Even in the day of the Apostles, though they had nothing in the way of obstacles to prayer that you and I have, they nevertheless said to Jesus, "Lord, teach us to pray." Prayer does not come to us instinctively, like eating and sleeping. It has to be learned. We have to enter into it by way of a process. In somewhat a parallel, we could not converse with Uncle Willie who may live only a few blocks away unless we had a telephone hook-up with all that means, and it means more than we would ordinarily think. Prayer, as a conversation with God, that is, with the Father, or with Jesus, or with the Holy Spirit, is just that, a conversation. It means that there is a time when we speak and God listens, and a time when God speaks, and we listen. This is not as simple as it may seem. God is always ready and prepared to hold up His part in the conservation. It is the frail human person, one whose mind has been darkened and his will weakened through Original Sin. It is one who may be, at times, crippled by forces without and within, making it almost impossible for him first even to establish a relationship with God and then, in that relationship, to be mature enough to carry on a conversation with One Who is on a plain of infinite stature, with One Whom he cannot see, with One Whose Words he can not always "hear", much less clearly understand.

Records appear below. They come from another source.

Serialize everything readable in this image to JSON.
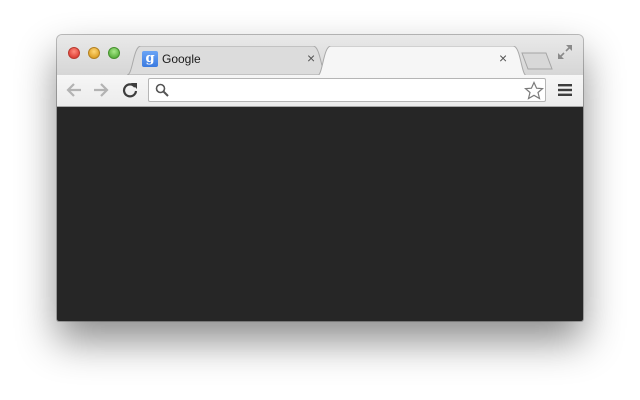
{
  "window": {
    "controls": [
      "close",
      "minimize",
      "zoom"
    ]
  },
  "tabs": [
    {
      "title": "Google",
      "favicon_letter": "g",
      "favicon_icon": "google-favicon-icon",
      "close_glyph": "×",
      "active": false
    },
    {
      "title": "",
      "close_glyph": "×",
      "active": true
    }
  ],
  "toolbar": {
    "back_icon": "arrow-left-icon",
    "forward_icon": "arrow-right-icon",
    "reload_icon": "reload-icon",
    "omnibox": {
      "value": "",
      "placeholder": ""
    },
    "bookmark_icon": "star-outline-icon",
    "menu_icon": "hamburger-menu-icon"
  },
  "colors": {
    "content_background": "#262626",
    "close": "#e0443a",
    "minimize": "#e0a42a",
    "zoom": "#5fb543",
    "favicon": "#3a7ae0"
  }
}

To say prayers is not the same as praying. It is true that we can say prayers with our heart. We can sincerely mean what words we say to God. We can say them with the simplicity of a child. When the prayers we say are more than just a repetition of words, when we put "heart" into them, God DOES listen and He IS touched. To say prayers heartily is already an accomplishment.
There are those who have not yet reached this level. There is, nonetheless, a vast difference between saying prayers with the heart, and praying with the heart. Note that Our Blessed Mother does not say, "say prayers with your heart." She says, "PRAY with your heart." In one place she says, "Be a LIVING prayer." Scripture says "Pray ALWAYS. It should be clear then that Heaven is speaking of character and disposition rather than of words, thoughts, and feelings. It seems that when we say, pray with the heart, that it could be understood as 'let your heart do the praying, let your heart speak to Hearts, let Hearts speak to hearts.' It is the human heart and the Divine Heart which engage in the conversation, which are engaged in prayer.
For everyone of us to grow to that state of intimacy with our God wherein his/her heart is pure enough, free enough, believing enough, loving enough to "touch" the Heart of Jesus and also to be "touched" by it is, for most of us, a long way off and for some of us it is doubtful whether we would ever be able to pray with the heart. But take courage. There's hope. In the next column I'll begin to blueprint how.